# [What you are asked to do]
Output all records verbatim.

[Entries taken from a collection]
━━━━━━━━━━━━━━━━

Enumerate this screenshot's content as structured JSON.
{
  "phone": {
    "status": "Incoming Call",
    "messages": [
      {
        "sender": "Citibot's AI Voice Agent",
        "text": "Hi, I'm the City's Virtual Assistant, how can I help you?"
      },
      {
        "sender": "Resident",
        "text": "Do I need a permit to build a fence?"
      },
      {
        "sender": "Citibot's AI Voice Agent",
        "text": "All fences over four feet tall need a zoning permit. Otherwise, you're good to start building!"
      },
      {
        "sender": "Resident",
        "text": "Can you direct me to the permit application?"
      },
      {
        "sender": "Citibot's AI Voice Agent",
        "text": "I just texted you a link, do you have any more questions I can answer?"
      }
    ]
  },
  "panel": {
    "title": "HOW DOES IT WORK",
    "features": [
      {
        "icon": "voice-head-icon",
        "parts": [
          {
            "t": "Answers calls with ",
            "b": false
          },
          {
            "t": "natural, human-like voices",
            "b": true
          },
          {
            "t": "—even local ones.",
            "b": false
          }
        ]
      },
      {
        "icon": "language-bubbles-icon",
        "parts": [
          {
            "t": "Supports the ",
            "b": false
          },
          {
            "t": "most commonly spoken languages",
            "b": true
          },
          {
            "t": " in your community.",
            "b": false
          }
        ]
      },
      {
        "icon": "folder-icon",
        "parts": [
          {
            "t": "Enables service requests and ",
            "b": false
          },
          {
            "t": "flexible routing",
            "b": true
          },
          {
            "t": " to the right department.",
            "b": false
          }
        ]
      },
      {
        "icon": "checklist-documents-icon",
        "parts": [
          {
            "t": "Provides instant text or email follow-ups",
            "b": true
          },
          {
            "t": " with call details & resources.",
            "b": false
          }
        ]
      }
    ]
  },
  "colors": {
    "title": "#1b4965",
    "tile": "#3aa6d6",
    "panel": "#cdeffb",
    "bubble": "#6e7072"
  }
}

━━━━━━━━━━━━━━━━

# [Problem solution]
Enumerate this screenshot's content as structured JSON.
{
  "phone": {
    "status": "Incoming Call",
    "messages": [
      {
        "sender": "Citibot's AI Voice Agent",
        "text": "Hi, I'm the City's Virtual Assistant, how can I help you?"
      },
      {
        "sender": "Resident",
        "text": "Do I need a permit to build a fence?"
      },
      {
        "sender": "Citibot's AI Voice Agent",
        "text": "All fences over four feet tall need a zoning permit. Otherwise, you're good to start building!"
      },
      {
        "sender": "Resident",
        "text": "Can you direct me to the permit application?"
      },
      {
        "sender": "Citibot's AI Voice Agent",
        "text": "I just texted you a link, do you have any more questions I can answer?"
      }
    ]
  },
  "panel": {
    "title": "HOW DOES IT WORK",
    "features": [
      {
        "icon": "voice-head-icon",
        "parts": [
          {
            "t": "Answers calls with ",
            "b": false
          },
          {
            "t": "natural, human-like voices",
            "b": true
          },
          {
            "t": "—even local ones.",
            "b": false
          }
        ]
      },
      {
        "icon": "language-bubbles-icon",
        "parts": [
          {
            "t": "Supports the ",
            "b": false
          },
          {
            "t": "most commonly spoken languages",
            "b": true
          },
          {
            "t": " in your community.",
            "b": false
          }
        ]
      },
      {
        "icon": "folder-icon",
        "parts": [
          {
            "t": "Enables service requests and ",
            "b": false
          },
          {
            "t": "flexible routing",
            "b": true
          },
          {
            "t": " to the right department.",
            "b": false
          }
        ]
      },
      {
        "icon": "checklist-documents-icon",
        "parts": [
          {
            "t": "Provides instant text or email follow-ups",
            "b": true
          },
          {
            "t": " with call details & resources.",
            "b": false
          }
        ]
      }
    ]
  },
  "colors": {
    "title": "#1b4965",
    "tile": "#3aa6d6",
    "panel": "#cdeffb",
    "bubble": "#6e7072"
  }
}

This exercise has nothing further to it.